The mouth of the Yealm
Having got to Noss Mayo last night, we resumed our walk on the other bank of the Yealm, at the edge of Wembury. I had noticed that the road down towards the sea passed some Almshouses, and as they are a special interest of mine I proposed that we should begin our walk there.
The Hele almshouses date from 1682. They consist of a terrace of six houses with a chapel in the centre, marked by the higher gable. They were founded by Sir Warwick Hele, the then High Sheriff of Devon. They make a typically picturesque group.
A bit further on we found the path down to the sea and followed a wide hedged track for half a mile or so. There were many butterflies in the hedgerow and just as we emerged to get our first view of the Yealm in sunshine, I had the opportunity to take a quick snap of this lovely Wall.
We now joined the Coast Path and headed along a level track near the top of a slope leading down to the sea. The landward side especially was covered in flowers - it was like walking through a wild garden.
Once on the grassy headland, first viewed in the mist and rain last night, the coast stretched away invitingly. The Great Mew Stone was now on the left and Rame Head could be clearly seen in the distance beyond.
We soon reached Wembury, passing the church of St Werburgh in its remarkable location so close to the sea. The handsome tower dates from the 15th century, although it and the whole south side of the church have been pebble-dashed, presumably to protect the stone underneath from the elements.
The path then goes round the back of the attractive beach, where any amount of rock pools demand exploration. The rocks extend out in increasingly flat shelves towards the Great Mew Stone.
The next milestone is Heybrook Bay, where we resisted a detour to that rare thing, a pub close to the Coast Path. As we turned the corner, a new vista opened up across Plymouth Sound.
At first we couldn't quite work out what we were seeing in the centre of the Sound, having stupidly left the relevant map behind. We subsequently established that the mystery element was the Plymouth Breakwater, curved in shape with a fort standing just behind it. There is a lighthouse at one end and a beacon at the other. Directly behind, on the far side of the Sound, is Picklecombe Fort.
The breakwater was constructed in 1812 as a safe harbour for the English fleet during the Napoleonic wars. The Breakwater Fort dates from 1860 and was thus almost contemporary with the Palmerston Forts near Portsmouth which I passed on the last leg of the Wayfarers Walk.
The path climbed and soon offered a view of Drake's (or St Nicholas's as it says on the OS map) Island.
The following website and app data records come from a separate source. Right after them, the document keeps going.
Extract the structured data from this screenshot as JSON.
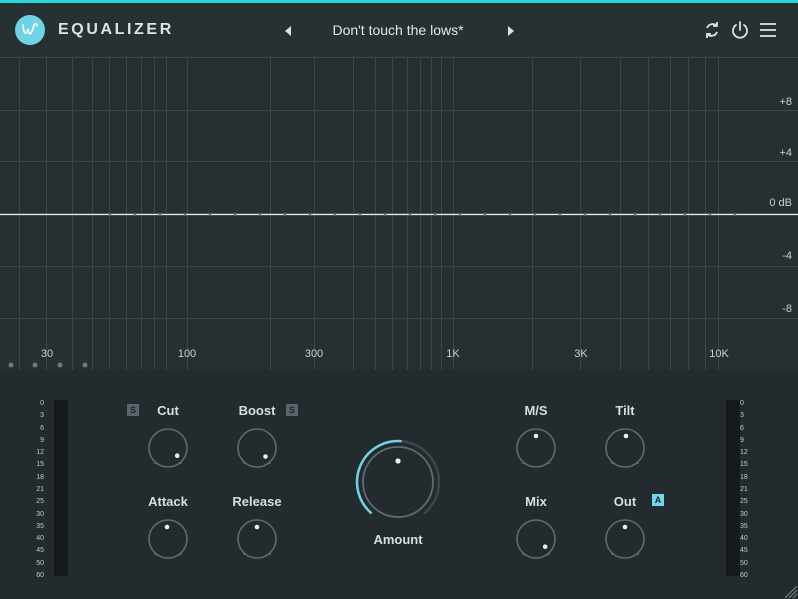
{
  "header": {
    "logo_letter": "w",
    "title": "EQUALIZER",
    "preset_name": "Don't touch the lows*",
    "icons": [
      "logo-icon",
      "preset-prev-icon",
      "preset-next-icon",
      "sync-icon",
      "power-icon",
      "menu-icon"
    ]
  },
  "eq": {
    "db_labels": [
      "+8",
      "+4",
      "0 dB",
      "-4",
      "-8"
    ],
    "freq_labels": [
      "30",
      "100",
      "300",
      "1K",
      "3K",
      "10K"
    ]
  },
  "meters": {
    "scale": [
      "0",
      "3",
      "6",
      "9",
      "12",
      "15",
      "18",
      "21",
      "25",
      "30",
      "35",
      "40",
      "45",
      "50",
      "60"
    ]
  },
  "knobs": {
    "cut": {
      "label": "Cut",
      "tag": "S"
    },
    "boost": {
      "label": "Boost",
      "tag": "S"
    },
    "attack": {
      "label": "Attack"
    },
    "release": {
      "label": "Release"
    },
    "amount": {
      "label": "Amount"
    },
    "ms": {
      "label": "M/S"
    },
    "tilt": {
      "label": "Tilt"
    },
    "mix": {
      "label": "Mix"
    },
    "out": {
      "label": "Out",
      "tag": "A"
    }
  },
  "colors": {
    "accent": "#6fd3e6",
    "top_line": "#2ad8d8",
    "eq_background": "#263033",
    "panel_background": "#232b2e"
  }
}
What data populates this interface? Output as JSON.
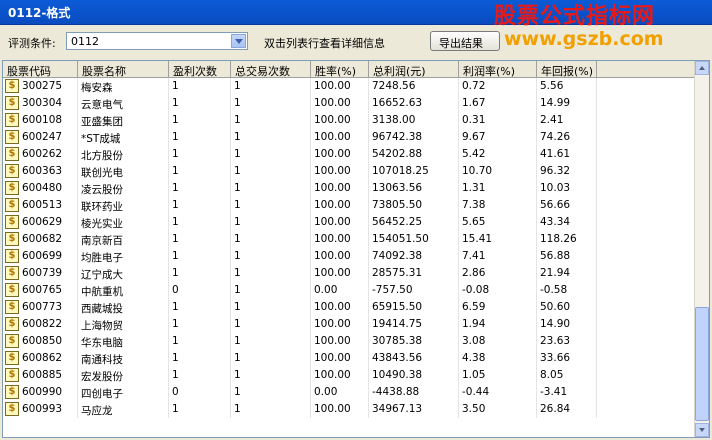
{
  "window": {
    "title": "0112-格式"
  },
  "watermark": {
    "line1": "股票公式指标网",
    "line2": "www.gszb.com"
  },
  "toolbar": {
    "condition_label": "评测条件:",
    "condition_value": "0112",
    "hint": "双击列表行查看详细信息",
    "export_label": "导出结果"
  },
  "table": {
    "headers": [
      "股票代码",
      "股票名称",
      "盈利次数",
      "总交易次数",
      "胜率(%)",
      "总利润(元)",
      "利润率(%)",
      "年回报(%)"
    ],
    "rows": [
      [
        "300275",
        "梅安森",
        "1",
        "1",
        "100.00",
        "7248.56",
        "0.72",
        "5.56"
      ],
      [
        "300304",
        "云意电气",
        "1",
        "1",
        "100.00",
        "16652.63",
        "1.67",
        "14.99"
      ],
      [
        "600108",
        "亚盛集团",
        "1",
        "1",
        "100.00",
        "3138.00",
        "0.31",
        "2.41"
      ],
      [
        "600247",
        "*ST成城",
        "1",
        "1",
        "100.00",
        "96742.38",
        "9.67",
        "74.26"
      ],
      [
        "600262",
        "北方股份",
        "1",
        "1",
        "100.00",
        "54202.88",
        "5.42",
        "41.61"
      ],
      [
        "600363",
        "联创光电",
        "1",
        "1",
        "100.00",
        "107018.25",
        "10.70",
        "96.32"
      ],
      [
        "600480",
        "凌云股份",
        "1",
        "1",
        "100.00",
        "13063.56",
        "1.31",
        "10.03"
      ],
      [
        "600513",
        "联环药业",
        "1",
        "1",
        "100.00",
        "73805.50",
        "7.38",
        "56.66"
      ],
      [
        "600629",
        "棱光实业",
        "1",
        "1",
        "100.00",
        "56452.25",
        "5.65",
        "43.34"
      ],
      [
        "600682",
        "南京新百",
        "1",
        "1",
        "100.00",
        "154051.50",
        "15.41",
        "118.26"
      ],
      [
        "600699",
        "均胜电子",
        "1",
        "1",
        "100.00",
        "74092.38",
        "7.41",
        "56.88"
      ],
      [
        "600739",
        "辽宁成大",
        "1",
        "1",
        "100.00",
        "28575.31",
        "2.86",
        "21.94"
      ],
      [
        "600765",
        "中航重机",
        "0",
        "1",
        "0.00",
        "-757.50",
        "-0.08",
        "-0.58"
      ],
      [
        "600773",
        "西藏城投",
        "1",
        "1",
        "100.00",
        "65915.50",
        "6.59",
        "50.60"
      ],
      [
        "600822",
        "上海物贸",
        "1",
        "1",
        "100.00",
        "19414.75",
        "1.94",
        "14.90"
      ],
      [
        "600850",
        "华东电脑",
        "1",
        "1",
        "100.00",
        "30785.38",
        "3.08",
        "23.63"
      ],
      [
        "600862",
        "南通科技",
        "1",
        "1",
        "100.00",
        "43843.56",
        "4.38",
        "33.66"
      ],
      [
        "600885",
        "宏发股份",
        "1",
        "1",
        "100.00",
        "10490.38",
        "1.05",
        "8.05"
      ],
      [
        "600990",
        "四创电子",
        "0",
        "1",
        "0.00",
        "-4438.88",
        "-0.44",
        "-3.41"
      ],
      [
        "600993",
        "马应龙",
        "1",
        "1",
        "100.00",
        "34967.13",
        "3.50",
        "26.84"
      ]
    ]
  },
  "colors": {
    "title_bar": "#0a50c8",
    "watermark_red": "#e51b1b",
    "watermark_orange": "#f0a000"
  },
  "icons": {
    "row_icon": "dollar-stock-icon"
  }
}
Drake set out from here in 1577 to circumnavigate the world, returning in 1780. In 1583 he was made governor of the island which later fortified against possible Spanish attack. In the 16th century it was used as a prison and bigger guns were installed as part of the 19th century defences of the harbour.
We now passed the holiday centre at Crownhill Bay and the popular beach at next door Bovisand, climbed up behind Bovisand Fort and walked through a wooded area from which we had a clear view of Mount Batten - the small hill on the left with a fort on top.
The large grassy area in the photo is called Jennycliff and having walked along there - a delightful open area so near to the city - we somehow missed our route and walked beneath Fort Staddon, seen here from further down the hill.
This strange building, spectacularly ugly and not especially fort-like, is improbably now a leisure centre and country club. It dates from 1869 and was originally a gun battery.
Soon after this we reached Mount Batten, as already noted a bit of a misnomer. Its tower dates from about 1650 (this time the fear was war with the Dutch) and was still housing guns 70 years later. In the 19th century it was a lookout post.
Conditions: clear, sunny and warm
Distance: again somewhat over 9 miles, of which 8.5 were on the coast path. Just one more leg to do and we will have completed the coast of South Devon.
Map: OL 20 South Devon.
Rating: Four stars.
This was a very good day for butterflies: we saw 16 different species, more than a quarter of the UK total. Red Admiral, Peacock, Painted Lady, Small Tortoiseshell, Comma, Large White, Small White, Green Veined White, Common Blue, Holly Blue, Small Skipper, Meadow Brown, Gatekeeper, Speckled Wood, Small Copper, Wall.